*** Opening of Exercise data ***
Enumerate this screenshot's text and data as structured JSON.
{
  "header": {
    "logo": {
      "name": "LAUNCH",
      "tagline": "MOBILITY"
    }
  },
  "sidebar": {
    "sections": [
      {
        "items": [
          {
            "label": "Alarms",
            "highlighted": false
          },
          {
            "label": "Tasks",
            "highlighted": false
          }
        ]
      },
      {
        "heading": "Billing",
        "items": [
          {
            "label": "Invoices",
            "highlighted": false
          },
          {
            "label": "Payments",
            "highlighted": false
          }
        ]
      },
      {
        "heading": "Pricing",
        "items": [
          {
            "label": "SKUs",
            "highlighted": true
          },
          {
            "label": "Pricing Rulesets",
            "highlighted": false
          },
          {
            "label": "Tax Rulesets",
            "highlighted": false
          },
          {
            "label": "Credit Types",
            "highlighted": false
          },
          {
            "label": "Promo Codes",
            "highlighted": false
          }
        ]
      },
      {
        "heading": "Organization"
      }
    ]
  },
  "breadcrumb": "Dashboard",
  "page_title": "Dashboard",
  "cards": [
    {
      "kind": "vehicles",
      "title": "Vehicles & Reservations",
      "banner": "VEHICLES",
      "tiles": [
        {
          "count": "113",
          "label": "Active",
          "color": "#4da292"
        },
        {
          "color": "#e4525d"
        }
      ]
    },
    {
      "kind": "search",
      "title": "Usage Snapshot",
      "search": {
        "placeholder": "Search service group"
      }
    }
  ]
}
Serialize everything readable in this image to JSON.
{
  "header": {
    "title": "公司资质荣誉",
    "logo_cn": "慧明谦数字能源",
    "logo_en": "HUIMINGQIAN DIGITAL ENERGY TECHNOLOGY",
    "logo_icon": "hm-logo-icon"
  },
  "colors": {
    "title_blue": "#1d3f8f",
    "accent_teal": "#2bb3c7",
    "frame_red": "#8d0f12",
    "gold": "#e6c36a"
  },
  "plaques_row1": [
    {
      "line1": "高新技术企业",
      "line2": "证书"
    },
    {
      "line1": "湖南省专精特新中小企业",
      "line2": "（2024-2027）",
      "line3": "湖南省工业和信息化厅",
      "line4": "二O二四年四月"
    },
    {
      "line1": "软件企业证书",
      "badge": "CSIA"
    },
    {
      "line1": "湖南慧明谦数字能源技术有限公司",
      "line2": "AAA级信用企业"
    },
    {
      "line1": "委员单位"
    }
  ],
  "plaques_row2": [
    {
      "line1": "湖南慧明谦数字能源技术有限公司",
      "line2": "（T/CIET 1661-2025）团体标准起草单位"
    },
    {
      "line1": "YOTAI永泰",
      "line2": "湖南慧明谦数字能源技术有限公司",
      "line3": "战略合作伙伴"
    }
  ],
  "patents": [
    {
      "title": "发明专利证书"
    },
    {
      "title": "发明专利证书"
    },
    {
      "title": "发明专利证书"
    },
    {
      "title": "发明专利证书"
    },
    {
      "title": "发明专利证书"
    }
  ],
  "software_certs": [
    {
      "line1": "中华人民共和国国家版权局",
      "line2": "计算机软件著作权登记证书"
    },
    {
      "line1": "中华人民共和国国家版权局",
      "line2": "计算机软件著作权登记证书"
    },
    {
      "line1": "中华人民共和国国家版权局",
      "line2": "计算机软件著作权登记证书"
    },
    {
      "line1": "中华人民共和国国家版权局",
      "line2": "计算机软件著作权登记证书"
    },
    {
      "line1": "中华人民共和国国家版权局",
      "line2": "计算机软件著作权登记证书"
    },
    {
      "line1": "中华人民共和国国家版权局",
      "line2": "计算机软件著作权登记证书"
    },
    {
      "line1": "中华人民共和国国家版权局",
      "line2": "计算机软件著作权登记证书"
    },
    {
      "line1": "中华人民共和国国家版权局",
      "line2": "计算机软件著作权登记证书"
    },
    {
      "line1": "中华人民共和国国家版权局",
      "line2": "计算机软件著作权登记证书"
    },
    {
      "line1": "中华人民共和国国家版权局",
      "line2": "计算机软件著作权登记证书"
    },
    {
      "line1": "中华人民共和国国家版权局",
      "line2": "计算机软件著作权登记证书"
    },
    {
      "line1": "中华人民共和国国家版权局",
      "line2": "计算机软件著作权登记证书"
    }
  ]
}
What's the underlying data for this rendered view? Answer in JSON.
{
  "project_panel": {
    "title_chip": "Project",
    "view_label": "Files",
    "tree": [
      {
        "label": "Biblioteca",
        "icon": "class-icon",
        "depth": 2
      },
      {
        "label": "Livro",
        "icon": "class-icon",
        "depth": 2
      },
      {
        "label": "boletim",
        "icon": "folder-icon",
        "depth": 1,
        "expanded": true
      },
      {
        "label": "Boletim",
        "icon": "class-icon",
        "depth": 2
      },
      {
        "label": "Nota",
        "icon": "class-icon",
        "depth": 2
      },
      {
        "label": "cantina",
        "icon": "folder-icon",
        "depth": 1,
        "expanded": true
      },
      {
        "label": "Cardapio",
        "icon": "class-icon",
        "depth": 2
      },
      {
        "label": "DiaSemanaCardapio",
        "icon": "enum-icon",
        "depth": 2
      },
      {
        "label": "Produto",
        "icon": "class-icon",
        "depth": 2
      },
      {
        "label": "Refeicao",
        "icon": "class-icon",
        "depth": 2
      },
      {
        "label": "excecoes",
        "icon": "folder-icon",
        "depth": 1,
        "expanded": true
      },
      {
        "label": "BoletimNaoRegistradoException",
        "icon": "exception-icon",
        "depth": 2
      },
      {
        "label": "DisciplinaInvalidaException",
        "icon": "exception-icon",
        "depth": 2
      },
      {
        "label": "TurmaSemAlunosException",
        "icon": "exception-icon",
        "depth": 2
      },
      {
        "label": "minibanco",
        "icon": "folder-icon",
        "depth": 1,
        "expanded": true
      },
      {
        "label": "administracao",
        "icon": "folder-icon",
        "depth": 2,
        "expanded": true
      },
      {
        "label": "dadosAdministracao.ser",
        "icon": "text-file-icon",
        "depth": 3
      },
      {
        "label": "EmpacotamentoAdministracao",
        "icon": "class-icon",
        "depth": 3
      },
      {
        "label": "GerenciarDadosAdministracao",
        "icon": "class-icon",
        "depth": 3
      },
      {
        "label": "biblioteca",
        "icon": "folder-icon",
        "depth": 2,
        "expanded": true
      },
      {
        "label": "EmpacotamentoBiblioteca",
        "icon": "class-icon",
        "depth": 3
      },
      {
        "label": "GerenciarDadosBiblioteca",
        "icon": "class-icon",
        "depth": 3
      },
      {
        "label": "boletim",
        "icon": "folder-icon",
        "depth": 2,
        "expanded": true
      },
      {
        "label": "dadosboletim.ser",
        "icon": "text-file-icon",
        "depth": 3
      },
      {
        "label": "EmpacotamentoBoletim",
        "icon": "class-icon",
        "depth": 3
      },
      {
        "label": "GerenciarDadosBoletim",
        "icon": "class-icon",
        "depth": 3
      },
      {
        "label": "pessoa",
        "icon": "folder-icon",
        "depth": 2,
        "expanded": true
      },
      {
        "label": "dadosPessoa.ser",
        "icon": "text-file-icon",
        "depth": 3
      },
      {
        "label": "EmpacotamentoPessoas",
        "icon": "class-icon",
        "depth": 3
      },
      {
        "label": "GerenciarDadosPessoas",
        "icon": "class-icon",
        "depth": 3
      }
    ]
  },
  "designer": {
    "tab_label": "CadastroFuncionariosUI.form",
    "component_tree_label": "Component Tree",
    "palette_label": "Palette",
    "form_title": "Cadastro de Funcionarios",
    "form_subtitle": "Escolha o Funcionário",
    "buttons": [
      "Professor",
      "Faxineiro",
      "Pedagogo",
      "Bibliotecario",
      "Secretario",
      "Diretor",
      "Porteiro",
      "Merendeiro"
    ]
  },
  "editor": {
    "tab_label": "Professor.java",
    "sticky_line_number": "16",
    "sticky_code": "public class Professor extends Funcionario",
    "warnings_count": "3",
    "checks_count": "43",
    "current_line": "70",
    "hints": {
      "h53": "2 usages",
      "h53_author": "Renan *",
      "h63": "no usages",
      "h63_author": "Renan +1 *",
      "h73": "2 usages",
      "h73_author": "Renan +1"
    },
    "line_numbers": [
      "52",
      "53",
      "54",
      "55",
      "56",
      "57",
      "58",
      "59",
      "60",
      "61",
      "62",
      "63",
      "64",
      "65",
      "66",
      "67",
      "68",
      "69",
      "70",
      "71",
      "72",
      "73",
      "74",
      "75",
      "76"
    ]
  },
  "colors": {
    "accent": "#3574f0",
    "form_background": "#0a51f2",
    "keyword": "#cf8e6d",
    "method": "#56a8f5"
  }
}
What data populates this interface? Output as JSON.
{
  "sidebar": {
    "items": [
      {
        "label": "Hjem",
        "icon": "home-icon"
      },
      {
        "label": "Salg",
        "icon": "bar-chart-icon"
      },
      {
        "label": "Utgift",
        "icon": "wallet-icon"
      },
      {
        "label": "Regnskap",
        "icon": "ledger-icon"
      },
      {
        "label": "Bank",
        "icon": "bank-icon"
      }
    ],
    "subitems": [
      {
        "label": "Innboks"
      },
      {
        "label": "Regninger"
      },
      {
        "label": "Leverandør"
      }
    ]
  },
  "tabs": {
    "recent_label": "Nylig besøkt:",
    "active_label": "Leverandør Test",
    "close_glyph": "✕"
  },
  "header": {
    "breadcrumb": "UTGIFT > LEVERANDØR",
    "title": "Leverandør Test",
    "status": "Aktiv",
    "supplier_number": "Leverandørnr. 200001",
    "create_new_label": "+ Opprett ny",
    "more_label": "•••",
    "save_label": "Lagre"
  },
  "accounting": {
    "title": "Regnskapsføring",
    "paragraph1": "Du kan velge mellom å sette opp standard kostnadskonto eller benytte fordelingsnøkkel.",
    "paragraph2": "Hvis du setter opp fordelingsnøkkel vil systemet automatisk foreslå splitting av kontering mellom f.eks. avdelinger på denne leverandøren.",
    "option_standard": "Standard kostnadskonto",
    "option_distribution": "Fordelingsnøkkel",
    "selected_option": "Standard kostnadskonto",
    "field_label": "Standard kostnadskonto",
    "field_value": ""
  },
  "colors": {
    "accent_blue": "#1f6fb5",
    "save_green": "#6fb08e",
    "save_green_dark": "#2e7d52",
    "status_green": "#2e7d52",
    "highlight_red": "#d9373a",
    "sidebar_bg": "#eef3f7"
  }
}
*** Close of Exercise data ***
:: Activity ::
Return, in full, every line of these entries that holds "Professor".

:: Solution ::
      "Professor",
    "tab_label": "Professor.java",
    "sticky_code": "public class Professor extends Funcionario",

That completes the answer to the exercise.